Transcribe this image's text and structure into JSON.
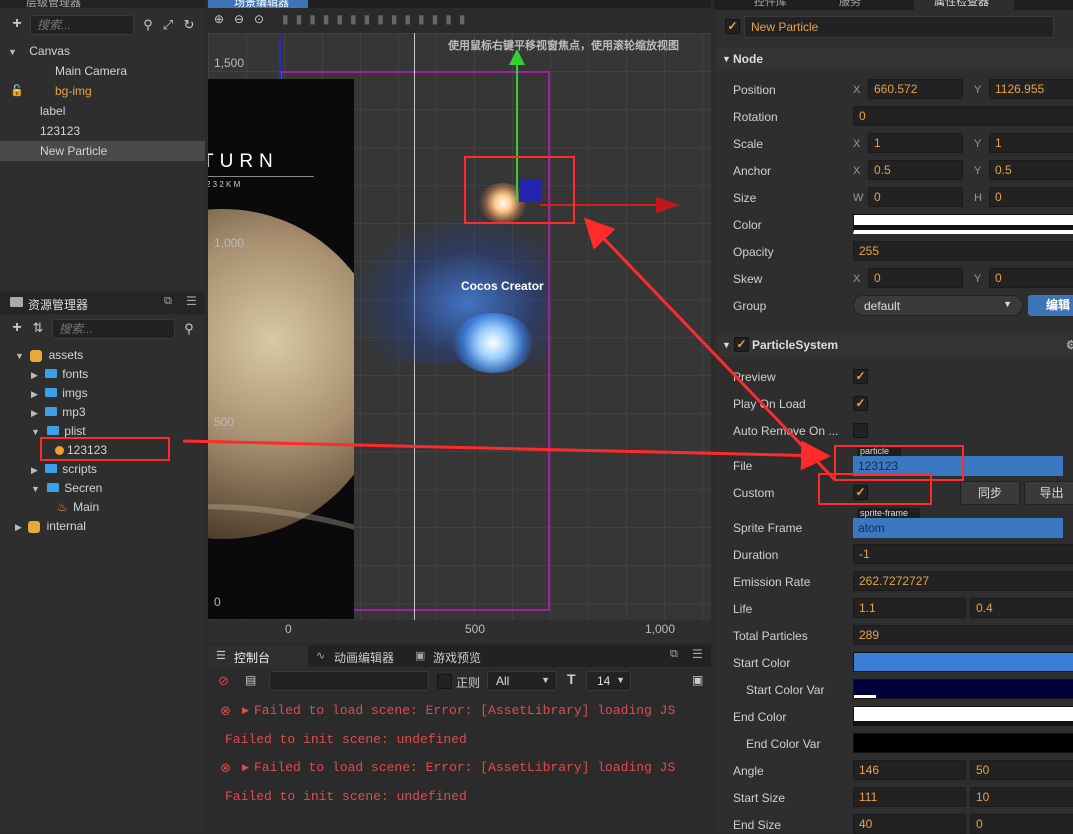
{
  "hierarchy": {
    "title": "层级管理器",
    "search_placeholder": "搜索...",
    "items": [
      "Canvas",
      "Main Camera",
      "bg-img",
      "label",
      "123123",
      "New Particle"
    ]
  },
  "assets": {
    "title": "资源管理器",
    "search_placeholder": "搜索...",
    "items": [
      "assets",
      "fonts",
      "imgs",
      "mp3",
      "plist",
      "123123",
      "scripts",
      "Secren",
      "Main",
      "internal"
    ]
  },
  "scene": {
    "title": "场景编辑器",
    "hint": "使用鼠标右键平移视窗焦点，使用滚轮缩放视图",
    "ruler_y": [
      "1,500",
      "1,000",
      "500",
      "0"
    ],
    "ruler_x": [
      "0",
      "500",
      "1,000"
    ],
    "poster_title": "TURN",
    "poster_sub": "2 3 2 K M",
    "cocos_label": "Cocos Creator"
  },
  "console": {
    "tabs": [
      "控制台",
      "动画编辑器",
      "游戏预览"
    ],
    "regex_label": "正则",
    "filter_value": "All",
    "font_size": "14",
    "lines": [
      "Failed to load scene: Error: [AssetLibrary] loading JS",
      "Failed to init scene: undefined",
      "Failed to load scene: Error: [AssetLibrary] loading JS",
      "Failed to init scene: undefined"
    ]
  },
  "inspector": {
    "tabs": [
      "控件库",
      "服务",
      "属性检查器"
    ],
    "node_name": "New Particle",
    "node_section": "Node",
    "position": {
      "x": "660.572",
      "y": "1126.955"
    },
    "rotation": "0",
    "scale": {
      "x": "1",
      "y": "1"
    },
    "anchor": {
      "x": "0.5",
      "y": "0.5"
    },
    "size": {
      "w": "0",
      "h": "0"
    },
    "opacity": "255",
    "skew": {
      "x": "0",
      "y": "0"
    },
    "group": "default",
    "edit_button": "编辑",
    "labels": {
      "position": "Position",
      "rotation": "Rotation",
      "scale": "Scale",
      "anchor": "Anchor",
      "size": "Size",
      "color": "Color",
      "opacity": "Opacity",
      "skew": "Skew",
      "group": "Group"
    },
    "axis": {
      "x": "X",
      "y": "Y",
      "w": "W",
      "h": "H"
    },
    "ps_section": "ParticleSystem",
    "ps_labels": {
      "preview": "Preview",
      "play_on_load": "Play On Load",
      "auto_remove": "Auto Remove On ...",
      "file": "File",
      "custom": "Custom",
      "sprite_frame": "Sprite Frame",
      "duration": "Duration",
      "emission_rate": "Emission Rate",
      "life": "Life",
      "total_particles": "Total Particles",
      "start_color": "Start Color",
      "start_color_var": "Start Color Var",
      "end_color": "End Color",
      "end_color_var": "End Color Var",
      "angle": "Angle",
      "start_size": "Start Size",
      "end_size": "End Size"
    },
    "file_tag": "particle",
    "file_value": "123123",
    "sync_button": "同步",
    "export_button": "导出",
    "sprite_tag": "sprite-frame",
    "sprite_value": "atom",
    "duration": "-1",
    "emission_rate": "262.7272727",
    "life": [
      "1.1",
      "0.4"
    ],
    "total_particles": "289",
    "angle": [
      "146",
      "50"
    ],
    "start_size": [
      "111",
      "10"
    ],
    "end_size": [
      "40",
      "0"
    ],
    "colors": {
      "accent": "#e9a14a",
      "start_color": "#3a7fd5",
      "start_color_var": "#00003a",
      "end_color": "#ffffff",
      "end_color_var": "#000000",
      "selection": "#3d74b5"
    }
  }
}
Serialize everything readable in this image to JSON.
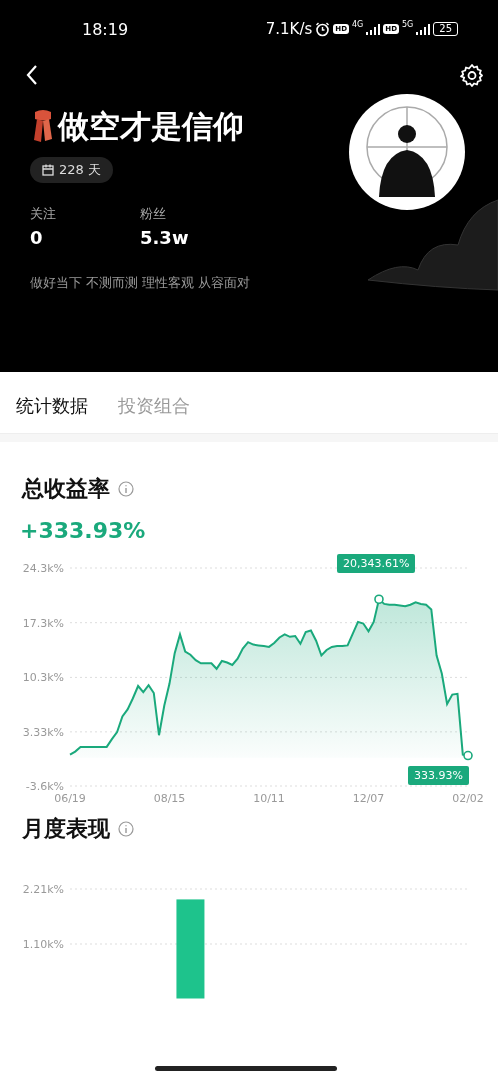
{
  "status_bar": {
    "time": "18:19",
    "speed": "7.1K/s",
    "hd_1": "HD",
    "network_1": "4G",
    "hd_2": "HD",
    "network_2": "5G",
    "battery": "25"
  },
  "profile": {
    "name": "做空才是信仰",
    "days_badge": "228 天",
    "stats": [
      {
        "label": "关注",
        "value": "0"
      },
      {
        "label": "粉丝",
        "value": "5.3w"
      }
    ],
    "bio": "做好当下 不测而测 理性客观 从容面对"
  },
  "tabs": [
    {
      "label": "统计数据",
      "selected": true
    },
    {
      "label": "投资组合",
      "selected": false
    }
  ],
  "total_return": {
    "title": "总收益率",
    "value": "+333.93%",
    "chart_data": {
      "type": "area",
      "categories": [
        "06/19",
        null,
        null,
        null,
        null,
        null,
        null,
        null,
        null,
        null,
        null,
        null,
        null,
        null,
        null,
        null,
        null,
        null,
        null,
        "08/15",
        null,
        null,
        null,
        null,
        null,
        null,
        null,
        null,
        null,
        null,
        null,
        null,
        null,
        null,
        null,
        null,
        null,
        null,
        "10/11",
        null,
        null,
        null,
        null,
        null,
        null,
        null,
        null,
        null,
        null,
        null,
        null,
        null,
        null,
        null,
        null,
        null,
        null,
        "12/07",
        null,
        null,
        null,
        null,
        null,
        null,
        null,
        null,
        null,
        null,
        null,
        null,
        null,
        null,
        null,
        null,
        null,
        null,
        "02/02"
      ],
      "series": [
        {
          "color": "#1aa97c",
          "values": [
            0.4,
            0.8,
            1.4,
            1.4,
            1.4,
            1.4,
            1.4,
            1.4,
            2.4,
            3.3,
            5.3,
            6.2,
            7.6,
            9.2,
            8.4,
            9.3,
            8.3,
            2.9,
            6.7,
            9.5,
            13.4,
            15.8,
            13.6,
            13.2,
            12.5,
            12.1,
            12.1,
            12.1,
            11.4,
            12.4,
            12.2,
            11.9,
            12.7,
            14.0,
            14.8,
            14.5,
            14.4,
            14.3,
            14.2,
            14.7,
            15.4,
            15.8,
            15.5,
            15.6,
            14.6,
            16.1,
            16.3,
            15.0,
            13.1,
            13.8,
            14.2,
            14.3,
            14.3,
            14.4,
            15.9,
            17.4,
            17.2,
            16.2,
            17.4,
            20.3,
            19.7,
            19.6,
            19.6,
            19.5,
            19.4,
            19.6,
            19.9,
            19.7,
            19.6,
            19.0,
            13.1,
            10.8,
            6.9,
            8.1,
            8.2,
            0.4,
            0.3
          ]
        }
      ],
      "yticks": [
        {
          "value": 24.3,
          "label": "24.3k%"
        },
        {
          "value": 17.3,
          "label": "17.3k%"
        },
        {
          "value": 10.3,
          "label": "10.3k%"
        },
        {
          "value": 3.33,
          "label": "3.33k%"
        },
        {
          "value": -3.6,
          "label": "-3.6k%"
        }
      ],
      "ylim": [
        -3.6,
        24.3
      ],
      "grid": true,
      "annotations": [
        {
          "y": 20.3,
          "text": "20,343.61%"
        },
        {
          "x": "02/02",
          "y": 0.3,
          "text": "333.93%"
        }
      ]
    }
  },
  "monthly": {
    "title": "月度表现",
    "chart_data": {
      "type": "bar",
      "values": [
        null,
        null,
        2.0,
        null,
        null,
        null,
        null,
        null,
        null
      ],
      "yticks": [
        {
          "value": 2.21,
          "label": "2.21k%"
        },
        {
          "value": 1.1,
          "label": "1.10k%"
        }
      ],
      "ylim": [
        0,
        2.21
      ]
    }
  }
}
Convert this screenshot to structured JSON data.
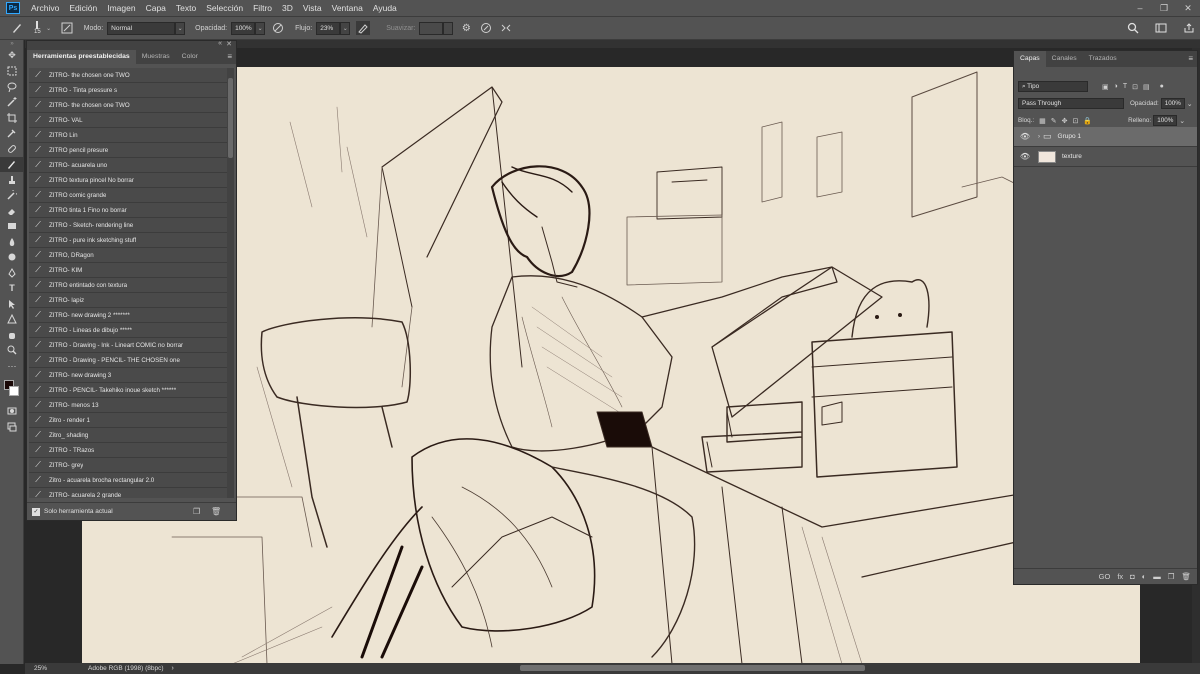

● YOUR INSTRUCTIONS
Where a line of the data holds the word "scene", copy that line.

● OUTPUT OF THE EXERCISE
  "scene": {
      "Failed to load scene: Error: [AssetLibrary] loading JS",
      "Failed to init scene: undefined",
      "Failed to load scene: Error: [AssetLibrary] loading JS",
      "Failed to init scene: undefined"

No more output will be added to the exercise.